Get 20M+ Full-Text Papers For Less Than $1.50/day. Start a 14-Day Trial for You and Your Team.

Learn More →

Observational Determination of Cloud Mass Flux Distributions

Observational Determination of Cloud Mass Flux Distributions Using Arakawa's spectral representation of cumulus convection, the cloud mass flux distributions and other cloud properties are diagnostically determined from large-scale observations. Observational data over the tropical Atlantic Ocean during the BOMEX Phase 3 (22–30 June 1969) are used. The analyzed period is subdivided into three parts according to different synoptic situations. The cloud properties and the manner of interaction between large-scale fields and cumulus convection under the different situations are examined. During the period in which a strong trade inversion lies near 800 mb, most clouds detrain below the trade inversion and cloud mass flux is confined below this level. The large apparent heat sink and apparent moisture source found near the inversion base are mainly due to the cooling and moistening effects of the detrainment from clouds. During the period affected by an upper-level extended trough, the trade inversion is weakened and some clouds penetrate through the 800-mb level but the cloud mass flux is still confined below 500 mb. During the period disturbed by an organized cloud cluster, not only small, shallow clouds but large, deep clouds make large contributions to the vertical mass flux. The total cloud mass flux extends into the upper troposphere. Approximate distributions of cloud area ratio are also estimated from the budget of cloud liquid water using a simple pararmeterization of the rainfall rate. Computed results of cloud mass flux distributions are qualitatively verified by aircraft cloud photographs and radar echo analyses. http://www.deepdyve.com/assets/images/DeepDyve-Logo-lg.png Journal of the Atmospheric Sciences American Meteorological Society

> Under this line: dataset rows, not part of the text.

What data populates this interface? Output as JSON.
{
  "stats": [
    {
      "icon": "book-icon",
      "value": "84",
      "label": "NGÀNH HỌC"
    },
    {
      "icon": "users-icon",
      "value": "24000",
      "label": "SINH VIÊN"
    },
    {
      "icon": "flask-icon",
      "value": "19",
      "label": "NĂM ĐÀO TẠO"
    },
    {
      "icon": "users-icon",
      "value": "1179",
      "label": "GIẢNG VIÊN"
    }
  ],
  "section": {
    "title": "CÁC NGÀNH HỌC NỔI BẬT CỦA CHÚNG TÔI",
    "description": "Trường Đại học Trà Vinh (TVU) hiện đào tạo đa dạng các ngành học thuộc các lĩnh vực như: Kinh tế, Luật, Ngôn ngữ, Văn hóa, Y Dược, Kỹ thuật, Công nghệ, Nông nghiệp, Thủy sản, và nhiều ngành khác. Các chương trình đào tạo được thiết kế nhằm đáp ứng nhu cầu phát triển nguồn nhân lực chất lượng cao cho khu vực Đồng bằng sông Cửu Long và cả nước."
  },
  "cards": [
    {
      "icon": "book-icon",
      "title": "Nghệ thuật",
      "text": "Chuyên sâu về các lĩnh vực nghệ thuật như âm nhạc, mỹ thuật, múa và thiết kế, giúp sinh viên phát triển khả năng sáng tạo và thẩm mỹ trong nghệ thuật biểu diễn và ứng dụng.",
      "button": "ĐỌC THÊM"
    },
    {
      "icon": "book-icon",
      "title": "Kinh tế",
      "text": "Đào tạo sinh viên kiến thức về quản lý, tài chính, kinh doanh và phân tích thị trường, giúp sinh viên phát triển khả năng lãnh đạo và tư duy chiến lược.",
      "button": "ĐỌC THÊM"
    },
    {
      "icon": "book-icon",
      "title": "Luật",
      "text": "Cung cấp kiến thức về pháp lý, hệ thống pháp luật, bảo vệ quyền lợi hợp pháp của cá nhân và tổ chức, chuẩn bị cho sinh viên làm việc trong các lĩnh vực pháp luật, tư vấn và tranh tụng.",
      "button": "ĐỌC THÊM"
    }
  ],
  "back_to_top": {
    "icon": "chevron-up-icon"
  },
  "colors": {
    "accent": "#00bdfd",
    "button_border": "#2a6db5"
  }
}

Observational Determination of Cloud Mass Flux Distributions

Journal of the Atmospheric Sciences , Volume 32 (1) – Oct 29, 1973

Loading next page...
 
/lp/american-meteorological-society/observational-determination-of-cloud-mass-flux-distributions-mLWPfLR48N
Publisher
American Meteorological Society
Copyright
Copyright © 1973 American Meteorological Society
ISSN
0022-4928
eISSN
1520-0469
DOI
10.1175/1520-0469(1975)032<0073:ODOCMF>2.0.CO;2
Publisher site
See Article on Publisher Site

Abstract

Using Arakawa's spectral representation of cumulus convection, the cloud mass flux distributions and other cloud properties are diagnostically determined from large-scale observations. Observational data over the tropical Atlantic Ocean during the BOMEX Phase 3 (22–30 June 1969) are used. The analyzed period is subdivided into three parts according to different synoptic situations. The cloud properties and the manner of interaction between large-scale fields and cumulus convection under the different situations are examined. During the period in which a strong trade inversion lies near 800 mb, most clouds detrain below the trade inversion and cloud mass flux is confined below this level. The large apparent heat sink and apparent moisture source found near the inversion base are mainly due to the cooling and moistening effects of the detrainment from clouds. During the period affected by an upper-level extended trough, the trade inversion is weakened and some clouds penetrate through the 800-mb level but the cloud mass flux is still confined below 500 mb. During the period disturbed by an organized cloud cluster, not only small, shallow clouds but large, deep clouds make large contributions to the vertical mass flux. The total cloud mass flux extends into the upper troposphere. Approximate distributions of cloud area ratio are also estimated from the budget of cloud liquid water using a simple pararmeterization of the rainfall rate. Computed results of cloud mass flux distributions are qualitatively verified by aircraft cloud photographs and radar echo analyses.

Journal

Journal of the Atmospheric SciencesAmerican Meteorological Society

Published: Oct 29, 1973

There are no references for this article.